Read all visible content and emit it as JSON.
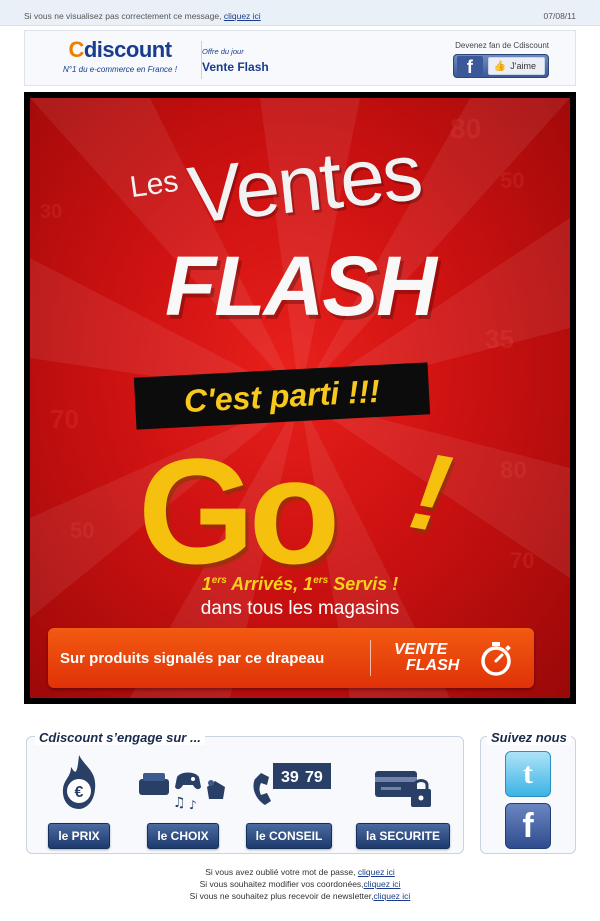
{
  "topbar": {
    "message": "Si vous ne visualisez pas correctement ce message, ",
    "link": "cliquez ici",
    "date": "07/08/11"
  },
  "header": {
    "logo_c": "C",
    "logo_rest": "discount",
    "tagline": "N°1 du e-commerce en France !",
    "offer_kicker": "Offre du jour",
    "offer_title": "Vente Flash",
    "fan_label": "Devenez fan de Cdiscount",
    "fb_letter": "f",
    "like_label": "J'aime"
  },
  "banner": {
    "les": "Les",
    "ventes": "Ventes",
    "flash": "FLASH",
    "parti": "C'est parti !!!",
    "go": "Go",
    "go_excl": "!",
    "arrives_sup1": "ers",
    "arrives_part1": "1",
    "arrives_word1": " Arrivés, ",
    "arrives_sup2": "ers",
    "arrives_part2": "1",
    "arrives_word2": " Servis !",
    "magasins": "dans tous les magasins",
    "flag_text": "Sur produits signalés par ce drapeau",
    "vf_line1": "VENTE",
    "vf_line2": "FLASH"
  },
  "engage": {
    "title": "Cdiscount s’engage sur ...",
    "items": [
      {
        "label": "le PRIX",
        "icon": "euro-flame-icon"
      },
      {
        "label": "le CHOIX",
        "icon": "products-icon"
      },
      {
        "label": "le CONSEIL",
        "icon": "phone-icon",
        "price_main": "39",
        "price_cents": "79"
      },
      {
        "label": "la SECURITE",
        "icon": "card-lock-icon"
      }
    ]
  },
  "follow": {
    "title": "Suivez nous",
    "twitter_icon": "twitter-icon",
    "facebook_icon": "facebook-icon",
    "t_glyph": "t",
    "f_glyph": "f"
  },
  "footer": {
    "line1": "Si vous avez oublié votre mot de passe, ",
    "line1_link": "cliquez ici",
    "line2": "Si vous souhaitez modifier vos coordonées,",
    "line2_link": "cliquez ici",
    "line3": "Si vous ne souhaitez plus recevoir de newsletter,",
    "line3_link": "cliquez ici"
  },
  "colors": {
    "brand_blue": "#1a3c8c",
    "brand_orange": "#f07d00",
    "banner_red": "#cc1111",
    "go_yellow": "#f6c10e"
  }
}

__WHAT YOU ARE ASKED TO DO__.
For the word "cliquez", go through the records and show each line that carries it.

__WRITTEN SOLUTION__.
    "link": "cliquez ici",
    "line1_link": "cliquez ici",
    "line2_link": "cliquez ici",
    "line3_link": "cliquez ici"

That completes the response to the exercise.